There are tons of scary books that work for teens - including some adult titles. I for sure read Carrie and The Shining (both by Stephen King, as if I truly need to tell you that) when I was a teen (junior or senior in high school) and they were perfect for me at that age. (I am, in fact, giving these books to my girls for All Hallow's Read this year.) One Stephen King book that works for younger teens is The Girl Who Loved Tom Gordon, in which a 9-year old girl named Trisha gets lost in the woods, straying far from the trail. She spends days on her own trying to make her way back to civilization, eventually succeeding, aided by her determination and her fondness for pitcher Tom Gordon.
Devoured by Amanda Marrone is one of the scariest YA books M has ever read, which is why it makes this list. Not only is the main character enlisted to dress up as Snow White for a particular attraction, but she is also subjected to the owners' hall of mirrors, which includes a particularly nasty sort of magic mirror. There are ghosts in this book as well, but the ghosts are actually far less scary than some of the actual humans with whom Megan must deal.
Killing Britney by Sean Olin is creepy/scary indeed. The main character, Britney, proves to be completely unreliable in this book, which I found so disturbing I didn't want to keep it in the house, so I donated it to the library. The body count piles up and it appears that someone is trying to kill Britney, but most readers will not see the twist coming in this one.
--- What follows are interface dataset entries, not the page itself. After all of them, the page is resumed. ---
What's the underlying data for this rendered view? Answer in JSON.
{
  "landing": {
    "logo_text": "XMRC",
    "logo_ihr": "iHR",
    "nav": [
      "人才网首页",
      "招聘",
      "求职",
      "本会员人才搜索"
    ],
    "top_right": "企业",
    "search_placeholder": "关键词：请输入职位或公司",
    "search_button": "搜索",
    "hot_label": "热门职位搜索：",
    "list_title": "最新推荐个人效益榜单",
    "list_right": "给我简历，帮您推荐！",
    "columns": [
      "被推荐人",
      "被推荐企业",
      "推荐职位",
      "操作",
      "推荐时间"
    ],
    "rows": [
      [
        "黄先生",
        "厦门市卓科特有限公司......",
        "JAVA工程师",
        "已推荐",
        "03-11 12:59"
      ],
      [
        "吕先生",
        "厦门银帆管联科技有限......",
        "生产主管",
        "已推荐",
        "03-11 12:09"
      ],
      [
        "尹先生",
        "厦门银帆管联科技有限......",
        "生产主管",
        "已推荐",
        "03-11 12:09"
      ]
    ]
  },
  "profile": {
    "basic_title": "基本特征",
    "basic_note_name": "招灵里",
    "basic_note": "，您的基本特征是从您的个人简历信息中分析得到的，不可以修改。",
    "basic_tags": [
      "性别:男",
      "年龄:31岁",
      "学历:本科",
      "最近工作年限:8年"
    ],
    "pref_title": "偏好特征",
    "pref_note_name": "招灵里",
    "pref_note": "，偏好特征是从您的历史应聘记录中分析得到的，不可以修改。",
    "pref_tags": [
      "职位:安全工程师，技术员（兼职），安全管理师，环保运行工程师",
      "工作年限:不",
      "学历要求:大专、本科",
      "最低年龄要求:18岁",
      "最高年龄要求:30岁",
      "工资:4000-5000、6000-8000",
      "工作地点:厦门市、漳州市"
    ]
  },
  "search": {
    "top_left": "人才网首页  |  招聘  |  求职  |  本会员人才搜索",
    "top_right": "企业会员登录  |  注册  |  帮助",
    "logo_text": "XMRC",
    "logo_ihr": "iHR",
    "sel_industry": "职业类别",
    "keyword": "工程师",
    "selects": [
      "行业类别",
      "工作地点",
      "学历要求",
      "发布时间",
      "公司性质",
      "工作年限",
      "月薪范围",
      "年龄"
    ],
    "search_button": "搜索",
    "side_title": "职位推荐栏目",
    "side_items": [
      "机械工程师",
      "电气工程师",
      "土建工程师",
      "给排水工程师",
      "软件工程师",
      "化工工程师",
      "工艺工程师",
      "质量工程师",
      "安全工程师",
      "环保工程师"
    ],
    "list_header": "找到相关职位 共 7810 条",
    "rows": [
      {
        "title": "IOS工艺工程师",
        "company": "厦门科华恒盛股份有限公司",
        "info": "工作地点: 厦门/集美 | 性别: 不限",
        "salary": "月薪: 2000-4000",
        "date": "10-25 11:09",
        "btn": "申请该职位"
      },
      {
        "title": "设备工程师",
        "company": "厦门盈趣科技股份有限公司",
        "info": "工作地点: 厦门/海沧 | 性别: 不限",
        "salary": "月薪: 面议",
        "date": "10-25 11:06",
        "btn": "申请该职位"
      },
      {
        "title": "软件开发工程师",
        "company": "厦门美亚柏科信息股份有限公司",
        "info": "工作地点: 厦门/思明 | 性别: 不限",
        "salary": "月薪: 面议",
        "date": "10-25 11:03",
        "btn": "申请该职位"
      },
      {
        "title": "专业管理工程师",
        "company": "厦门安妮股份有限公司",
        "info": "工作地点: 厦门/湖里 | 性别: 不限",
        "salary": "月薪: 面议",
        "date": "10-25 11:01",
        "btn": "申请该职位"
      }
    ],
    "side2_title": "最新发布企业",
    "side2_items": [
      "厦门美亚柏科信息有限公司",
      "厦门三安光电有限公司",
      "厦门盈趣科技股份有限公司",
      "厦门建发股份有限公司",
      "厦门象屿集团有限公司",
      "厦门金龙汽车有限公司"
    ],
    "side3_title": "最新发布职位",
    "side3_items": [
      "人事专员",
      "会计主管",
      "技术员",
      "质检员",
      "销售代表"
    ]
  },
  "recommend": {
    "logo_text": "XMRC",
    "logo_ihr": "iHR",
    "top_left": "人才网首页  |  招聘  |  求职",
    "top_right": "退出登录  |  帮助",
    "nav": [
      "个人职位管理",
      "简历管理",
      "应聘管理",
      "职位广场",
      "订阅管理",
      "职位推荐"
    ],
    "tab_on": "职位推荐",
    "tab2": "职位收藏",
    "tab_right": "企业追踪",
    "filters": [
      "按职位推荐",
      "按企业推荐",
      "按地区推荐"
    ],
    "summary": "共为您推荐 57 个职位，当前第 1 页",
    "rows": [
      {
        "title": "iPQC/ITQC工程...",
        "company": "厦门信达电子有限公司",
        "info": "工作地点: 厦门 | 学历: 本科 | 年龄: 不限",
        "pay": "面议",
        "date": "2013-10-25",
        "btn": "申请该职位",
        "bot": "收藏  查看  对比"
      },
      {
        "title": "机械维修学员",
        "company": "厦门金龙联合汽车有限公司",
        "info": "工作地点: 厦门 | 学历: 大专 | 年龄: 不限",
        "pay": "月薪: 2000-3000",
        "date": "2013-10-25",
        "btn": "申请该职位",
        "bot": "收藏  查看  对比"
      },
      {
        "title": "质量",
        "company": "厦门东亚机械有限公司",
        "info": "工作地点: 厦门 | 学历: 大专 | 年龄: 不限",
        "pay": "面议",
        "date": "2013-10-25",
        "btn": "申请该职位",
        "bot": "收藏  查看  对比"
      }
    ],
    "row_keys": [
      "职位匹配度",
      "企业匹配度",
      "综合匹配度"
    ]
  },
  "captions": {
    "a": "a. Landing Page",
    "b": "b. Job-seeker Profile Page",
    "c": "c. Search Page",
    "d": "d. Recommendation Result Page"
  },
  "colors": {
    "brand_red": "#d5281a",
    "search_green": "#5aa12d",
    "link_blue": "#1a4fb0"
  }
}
In stores now, Zombies v. Unicorns, edited by Holly Black and Justine Larbalestier, is one heck of an anthology, combining funny with wistful and including a bit of the scary. My favorite story in the book might be Margo Lanagan's A Thousand Flowers, and it's decidedly a twisty/twisted tale that will horrify you for sure.